1 can kidney beans, drained and rinsed
Large red onion, sliced/diced
Jalapeno or poblano pepper, diced
1 can corn, drained and rinsed
Crushed red pepper flakes
Salt and pepper
Feel free to twist it up – I like to add – tomato paste, green peppers, other types of beans
Toppings: Sour cream, cilantro, green onions, cheddar cheese, raw onions etc.
In a large dutch oven or pot over medium-high heat, cook the onions down in olive oil until they’re translucent. Pop in a dash of salt and pepper.
Brown the meat in the onions – making sure not to burn the meat. Especially if the meat is super lean (healthy as possible!), make sure it crumbles all the way (otherwise it gets clumps together and is pretty tasteless.)
Add the diced tomatoes, corn, kidney beans and then the refried beans. Mix it all the way through. (Note: if you’re using tomato paste, put that in first so it has time to develop flavor).
Cook down for about 15-20 minutes. (This is a good time to get your cornbread going!)
I like to add the jalapenos/poblanos/chopped green pepper with a few minutes to go before serving time, so they retain a bit of crunch.
Add spices – a good handful of chili powder, about half a handful cumin. Salt and pepper to taste. Mix it up and let cook through another couple minutes.
Serve with toppings!
Doctored cornbread muffins
1 box Jiffy cornbread mix
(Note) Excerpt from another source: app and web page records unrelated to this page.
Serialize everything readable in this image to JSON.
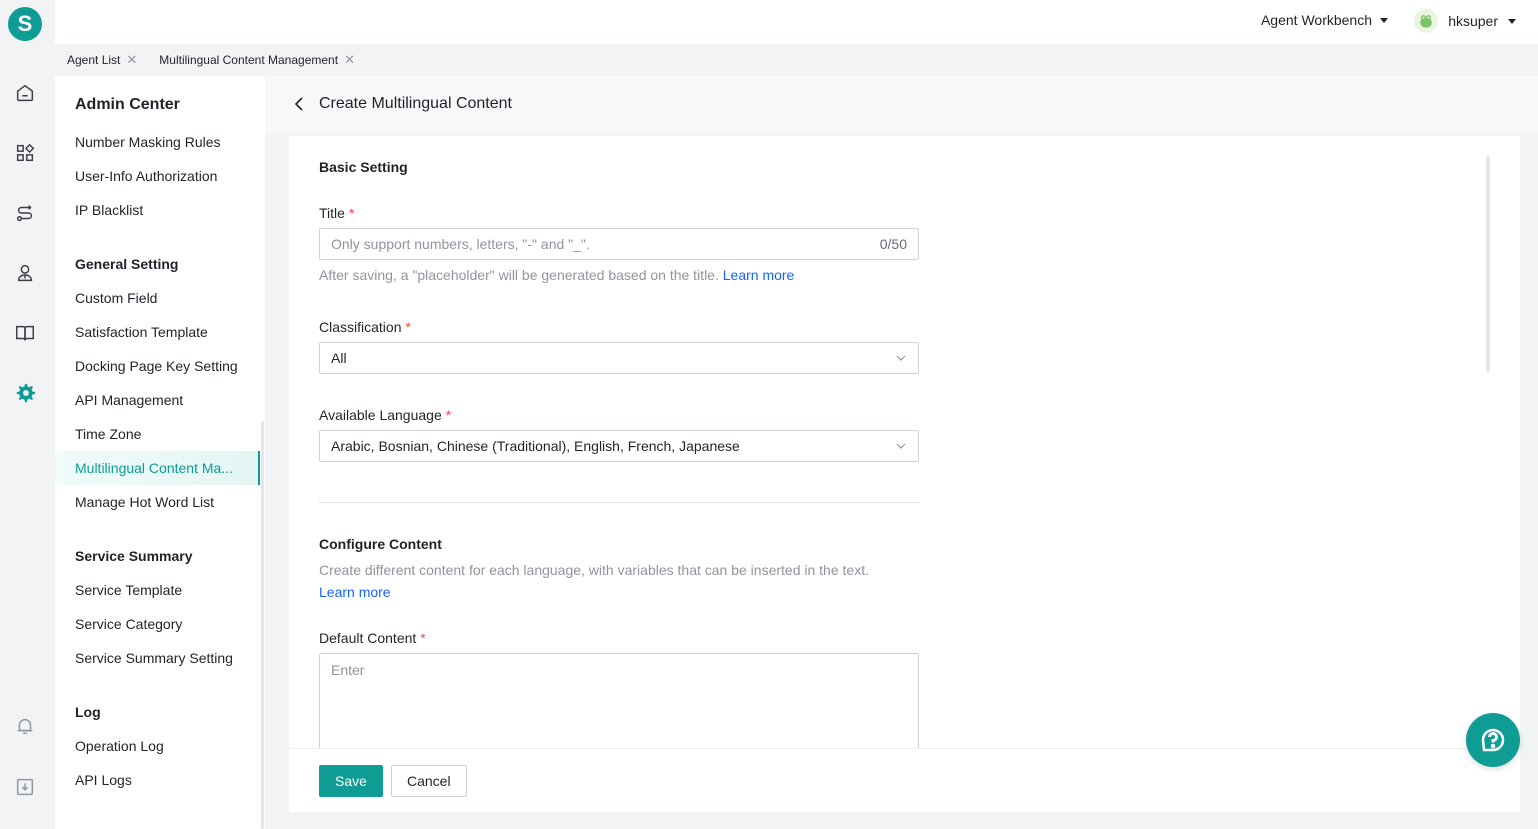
{
  "logo": {
    "letter": "S",
    "color": "#0f9c94"
  },
  "rail": {
    "icons": [
      "home-icon",
      "apps-icon",
      "route-icon",
      "user-group-icon",
      "book-icon",
      "gear-icon",
      "bell-icon",
      "download-icon"
    ],
    "active": "gear-icon"
  },
  "topbar": {
    "workbench_label": "Agent Workbench",
    "username": "hksuper"
  },
  "tabs": [
    {
      "label": "Agent List"
    },
    {
      "label": "Multilingual Content Management"
    }
  ],
  "sidebar": {
    "title": "Admin Center",
    "items_top": [
      "Number Masking Rules",
      "User-Info Authorization",
      "IP Blacklist"
    ],
    "general_setting": {
      "label": "General Setting",
      "items": [
        "Custom Field",
        "Satisfaction Template",
        "Docking Page Key Setting",
        "API Management",
        "Time Zone",
        "Multilingual Content Ma...",
        "Manage Hot Word List"
      ]
    },
    "service_summary": {
      "label": "Service Summary",
      "items": [
        "Service Template",
        "Service Category",
        "Service Summary Setting"
      ]
    },
    "log": {
      "label": "Log",
      "items": [
        "Operation Log",
        "API Logs"
      ]
    }
  },
  "page": {
    "title": "Create Multilingual Content"
  },
  "form": {
    "basic_setting": "Basic Setting",
    "title_label": "Title",
    "title_placeholder": "Only support numbers, letters, \"-\" and \"_\".",
    "title_counter": "0/50",
    "title_hint": "After saving, a \"placeholder\" will be generated based on the title.",
    "learn_more": "Learn more",
    "classification_label": "Classification",
    "classification_value": "All",
    "language_label": "Available Language",
    "language_value": "Arabic, Bosnian, Chinese (Traditional), English, French, Japanese",
    "configure_content": "Configure Content",
    "configure_hint": "Create different content for each language, with variables that can be inserted in the text.",
    "default_content_label": "Default Content",
    "default_content_placeholder": "Enter",
    "required_mark": "*"
  },
  "footer": {
    "save_label": "Save",
    "cancel_label": "Cancel"
  },
  "colors": {
    "accent": "#0f9c94",
    "link": "#1664ff",
    "required": "#f54a45"
  }
}
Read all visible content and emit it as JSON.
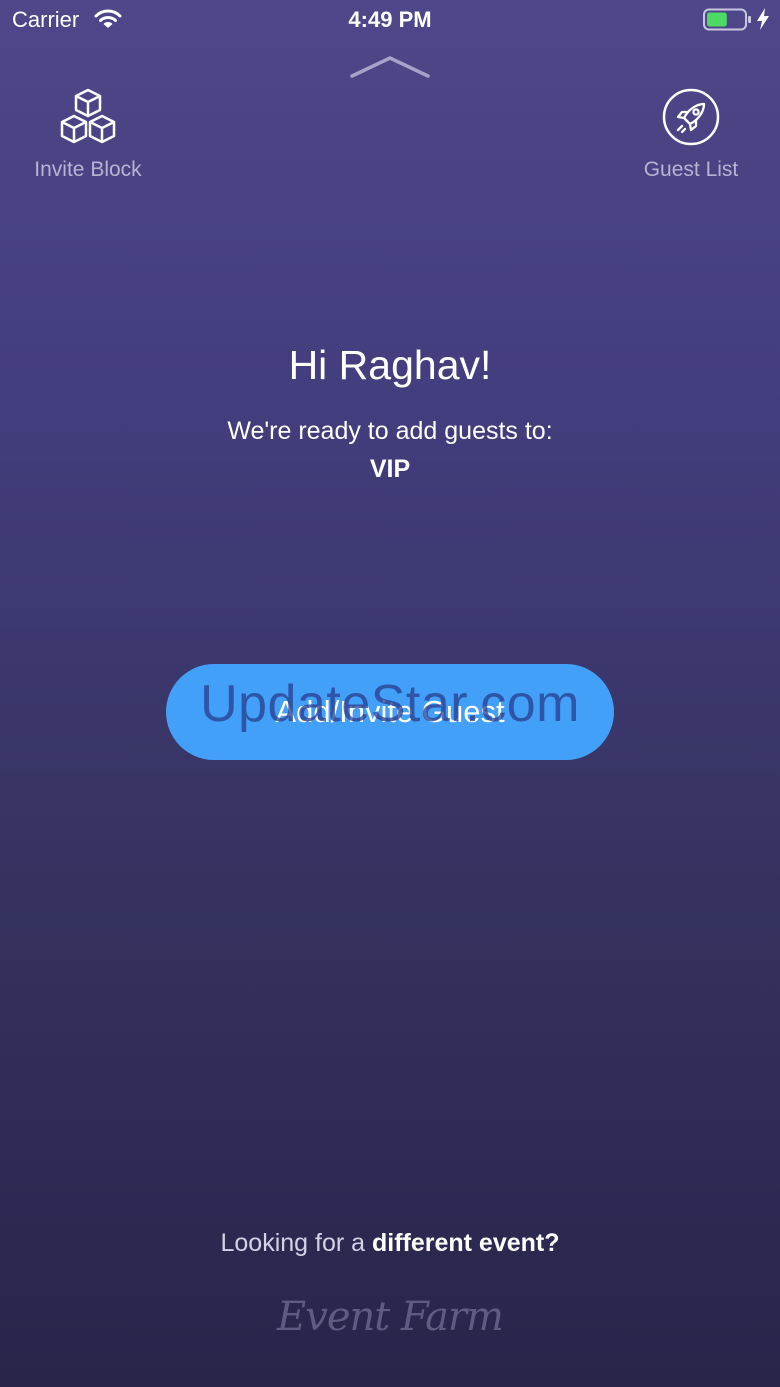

splash milk (use slightly less than the back of the box calls for, to make up for the moisture in the creamed corn)
can creamed corn
Preheat your oven to 400 degrees. Line a muffin tray with paper liners (Tip: if you spray them lightly with non-stick spray, your cornbread won’t stick to the liner when it’s done.)
Mix all of your ingredients together in a small bowl and pour into the muffin tins, until each cup is about 2/3 full.
Bake for about 15-20 minutes.
See title of blog post. Enough said!
(No, seriously. And the bonus is, you can generally make this from ingredients you can keep for a long, long time – ground beef in the freezer, cans of beans/corn/tomatoes in the cabinet. The fresh ingredients are an added bonus, but don’t make or break the dish. And it makes a TON of leftovers, if you’re feeding only two people.)